Friday, June 5, 2015

Farther versus Further, Bobby "Blue" Bland versus Eric Clapton.


Today’s game of grammatical mumblety-peg is a bit more involved than the others have been, as we explore the difference between farther and further, and we do so through the history of the blues classic, Farther up the Road, written by Joe Veasey. 


The basic distinction between farther and further would be that farther refers to a physical distance whereas further articulates a description of degree. The word farther contains the word ‘far,’ so it should be easy to remember. Still, for whatever reason, people mess it up all the time.

So what does all of this have to do with the low-down dirty blues? Well, a road is a thing you travel physical distances on, so at first reading, you might say the songwriter is correct in his usage, Farther up the Road. Bobby “Blue” Bland had a big hit with it in 1958, the year of my birth, and I remember it being such an exciting track I would sometimes have an accident when I heard it.

The recording most people know now is Eric Clapton’s version either from “EC Was Here” or “Just One Night,” in which he sings, “Further on up the road.” Roads support physical distance and he is using a delineator of relative intensity instead. Grammar police, or more precisely, usage police, strap on your beanies and break out your ticket pads, you’ve got a violator! Or do you? Is Slow Hand busted, or is he just fixing something that was broken for decades?

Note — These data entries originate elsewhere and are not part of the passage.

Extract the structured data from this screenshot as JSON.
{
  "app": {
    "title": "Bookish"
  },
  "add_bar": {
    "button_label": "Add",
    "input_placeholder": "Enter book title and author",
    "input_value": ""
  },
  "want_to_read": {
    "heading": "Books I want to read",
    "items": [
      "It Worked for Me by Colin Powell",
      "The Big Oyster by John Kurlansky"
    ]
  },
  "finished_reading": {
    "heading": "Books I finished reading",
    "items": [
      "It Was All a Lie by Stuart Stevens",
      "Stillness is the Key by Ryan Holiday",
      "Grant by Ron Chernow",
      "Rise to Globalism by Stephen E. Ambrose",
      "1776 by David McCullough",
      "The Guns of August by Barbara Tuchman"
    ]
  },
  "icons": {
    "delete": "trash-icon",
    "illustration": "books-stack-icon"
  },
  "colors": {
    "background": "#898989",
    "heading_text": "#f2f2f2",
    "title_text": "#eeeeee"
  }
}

Check out the rest of the lyrics with Clapton’s word preference:

Further on up the road, someone's gonna hurt you like you hurt me (2×)
Further on up the road, baby you just wait and see

It’s not a physical distance at all. It is a metaphor for the road of life if you will. When you hear the next two lines, that interpretation becomes further validated.

You got to reap just what you sow, that old saying is true (2×)
Like you mistreat someone, someone's gonna mistreat you

This third line is a biblical reference presented in a metaphor, so you’ve got a comparison of a road with life itself, then an expression of the harm this woman has caused and her coming retribution examined through a biblical metaphor of the planting and harvest cycle. It doesn’t remotely refer to physical distance, so in my opinion Clapton wins with the twenty-year-old edit, resulting in an ever so slight, for me at least, furtherance of the arts.